Although IBC Section 1017.3 and NFPA 101 Section 7.6 outline how this measurement is taken, there are some common questions raised specific to this process given the different components exit access configurations consist of. The following include a few clarifications to address some these misconceptions while measuring Exit Access Travel Distances:

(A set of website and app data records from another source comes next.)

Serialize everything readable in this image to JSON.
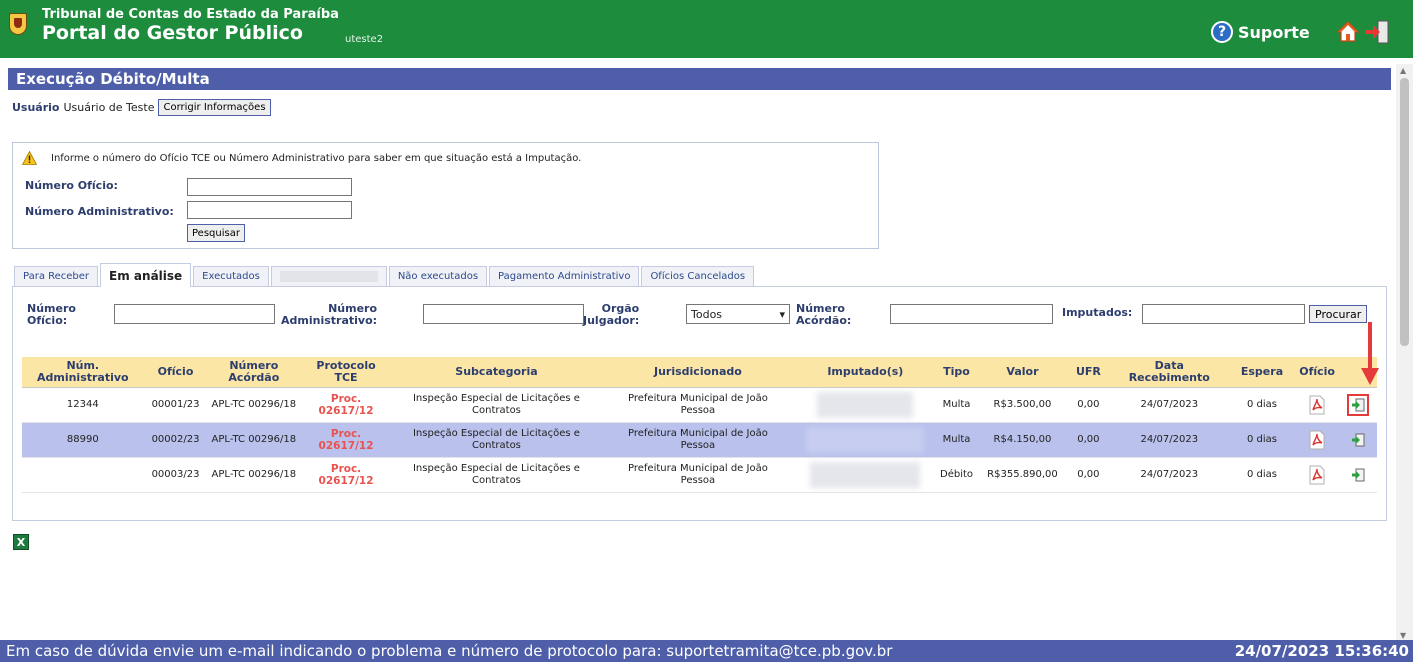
{
  "header": {
    "org_name": "Tribunal de Contas do Estado da Paraíba",
    "portal_name": "Portal do Gestor Público",
    "login": "uteste2",
    "support_label": "Suporte"
  },
  "page": {
    "title": "Execução Débito/Multa",
    "user_label": "Usuário",
    "user_name": "Usuário de Teste",
    "fix_info_button": "Corrigir Informações"
  },
  "search": {
    "info_text": "Informe o número do Ofício TCE ou Número Administrativo para saber em que situação está a Imputação.",
    "oficio_label": "Número Ofício:",
    "oficio_value": "",
    "admin_label": "Número Administrativo:",
    "admin_value": "",
    "button": "Pesquisar"
  },
  "tabs": [
    "Para Receber",
    "Em análise",
    "Executados",
    "",
    "Não executados",
    "Pagamento Administrativo",
    "Ofícios Cancelados"
  ],
  "active_tab": "Em análise",
  "filters": {
    "oficio_label_1": "Número",
    "oficio_label_2": "Ofício:",
    "admin_label_1": "Número",
    "admin_label_2": "Administrativo:",
    "orgao_label_1": "Orgão",
    "orgao_label_2": "Julgador:",
    "orgao_selected": "Todos",
    "acordao_label_1": "Número",
    "acordao_label_2": "Acórdão:",
    "imputados_label": "Imputados:",
    "button": "Procurar"
  },
  "table": {
    "headers": {
      "num_admin_1": "Núm.",
      "num_admin_2": "Administrativo",
      "oficio": "Ofício",
      "acordao_1": "Número",
      "acordao_2": "Acórdão",
      "protocolo_1": "Protocolo",
      "protocolo_2": "TCE",
      "subcategoria": "Subcategoria",
      "jurisdicionado": "Jurisdicionado",
      "imputados": "Imputado(s)",
      "tipo": "Tipo",
      "valor": "Valor",
      "ufr": "UFR",
      "data_1": "Data",
      "data_2": "Recebimento",
      "espera": "Espera",
      "oficio_doc": "Ofício"
    },
    "rows": [
      {
        "num_admin": "12344",
        "oficio": "00001/23",
        "acordao": "APL-TC 00296/18",
        "proc_1": "Proc.",
        "proc_2": "02617/12",
        "subcategoria_1": "Inspeção Especial de Licitações e",
        "subcategoria_2": "Contratos",
        "jurisdicionado_1": "Prefeitura Municipal de João",
        "jurisdicionado_2": "Pessoa",
        "tipo": "Multa",
        "valor": "R$3.500,00",
        "ufr": "0,00",
        "data": "24/07/2023",
        "espera": "0 dias"
      },
      {
        "num_admin": "88990",
        "oficio": "00002/23",
        "acordao": "APL-TC 00296/18",
        "proc_1": "Proc.",
        "proc_2": "02617/12",
        "subcategoria_1": "Inspeção Especial de Licitações e",
        "subcategoria_2": "Contratos",
        "jurisdicionado_1": "Prefeitura Municipal de João",
        "jurisdicionado_2": "Pessoa",
        "tipo": "Multa",
        "valor": "R$4.150,00",
        "ufr": "0,00",
        "data": "24/07/2023",
        "espera": "0 dias"
      },
      {
        "num_admin": "",
        "oficio": "00003/23",
        "acordao": "APL-TC 00296/18",
        "proc_1": "Proc.",
        "proc_2": "02617/12",
        "subcategoria_1": "Inspeção Especial de Licitações e",
        "subcategoria_2": "Contratos",
        "jurisdicionado_1": "Prefeitura Municipal de João",
        "jurisdicionado_2": "Pessoa",
        "tipo": "Débito",
        "valor": "R$355.890,00",
        "ufr": "0,00",
        "data": "24/07/2023",
        "espera": "0 dias"
      }
    ]
  },
  "icons": {
    "support": "question-circle-icon",
    "home": "home-icon",
    "logout": "logout-icon",
    "warning": "warning-icon",
    "pdf": "pdf-icon",
    "open": "open-arrow-icon",
    "excel": "excel-icon",
    "excel_glyph": "X",
    "annotation": "red-arrow-icon"
  },
  "colors": {
    "header_green": "#1d8c3d",
    "title_bar": "#4e5ea9",
    "table_header": "#fbe6a6",
    "row_highlight": "#b9c1ec",
    "proc_red": "#e9534f",
    "annotation_red": "#e53a3a"
  },
  "footer": {
    "text": "Em caso de dúvida envie um e-mail indicando o problema e número de protocolo para: suportetramita@tce.pb.gov.br",
    "datetime": "24/07/2023 15:36:40"
  }
}
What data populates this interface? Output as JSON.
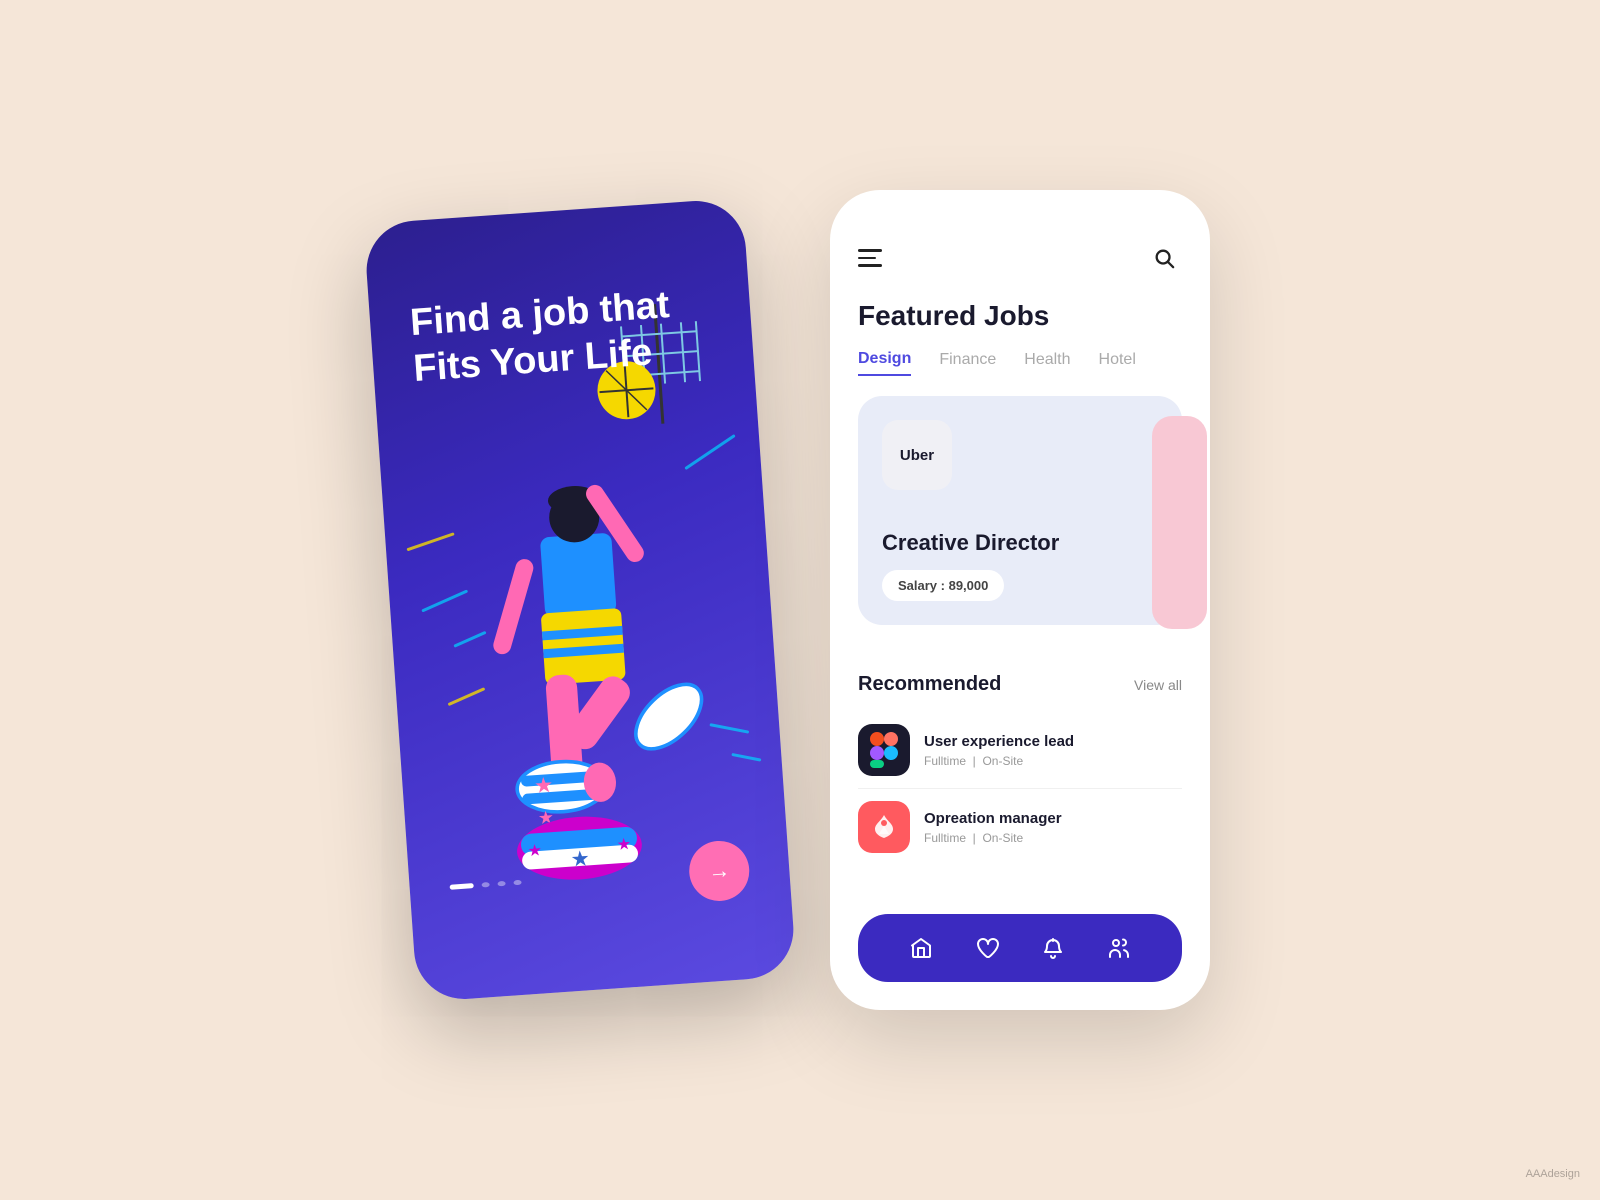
{
  "background_color": "#f5e6d8",
  "left_phone": {
    "headline_line1": "Find a job that",
    "headline_line2": "Fits Your Life",
    "dots": [
      "active",
      "inactive",
      "inactive",
      "inactive"
    ],
    "next_button_icon": "→",
    "gradient_start": "#2c1f8f",
    "gradient_end": "#5b4ae0"
  },
  "right_phone": {
    "title": "Featured Jobs",
    "categories": [
      {
        "label": "Design",
        "active": true
      },
      {
        "label": "Finance",
        "active": false
      },
      {
        "label": "Health",
        "active": false
      },
      {
        "label": "Hotel",
        "active": false
      }
    ],
    "featured_job": {
      "company": "Uber",
      "job_title": "Creative Director",
      "salary_label": "Salary : 89,000"
    },
    "recommended_section": {
      "title": "Recommended",
      "view_all": "View all",
      "jobs": [
        {
          "company_icon_type": "figma",
          "title": "User experience lead",
          "type": "Fulltime",
          "mode": "On-Site"
        },
        {
          "company_icon_type": "airbnb",
          "title": "Opreation manager",
          "type": "Fulltime",
          "mode": "On-Site"
        }
      ]
    },
    "nav_items": [
      {
        "icon": "home",
        "label": "Home"
      },
      {
        "icon": "heart",
        "label": "Favorites"
      },
      {
        "icon": "bell",
        "label": "Notifications"
      },
      {
        "icon": "people",
        "label": "Profile"
      }
    ]
  }
}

  1. Travel Distances are measured to the nearest exit, not all exits. The most remote point on the floor is required to be within the exit access travel distance limitations to any one exit on the floor.
  2. Often, travel distances change throughout the design of a project. Introducing new furniture or wall partitions for a tenant fitout or alternate furniture layout on a floor may obstruct an existing exit access path. As a result, the new exit access path could exceed the maximum travel distance beyond what is permitted. As design changes take place, it should be confirmed that compliant exit access travel distances are maintained.
  3. If an exit access stairway or ramp is provided along the path of travel, the Exit Access Travel Distance includes the travel down the exit access stairway/ ramp. The measurement along exit access stairways is required to be made on a plane parallel and tangent to the stair tread nosing’s in the center of the stair and landings. The measurement along ramps is required to be made on the walking surface in the center of the ramp and landings.

It is important to understand how to measure exit access travel distances. If you have any questions on or concerns about this information, please contact our office at


Application of any information provided, for any use, is at the reader’s risk and without liability to Code Red Consultants. Code Red Consultants does not warrant the accuracy of any information contained in this blog as applicable codes and standards change over time. The application, enforcement and interpretation of codes and standards may vary between Authorities Having Jurisdiction and for this reason, registered design professionals should be consulted to determine the appropriate application of codes and standards to a specific scope of work.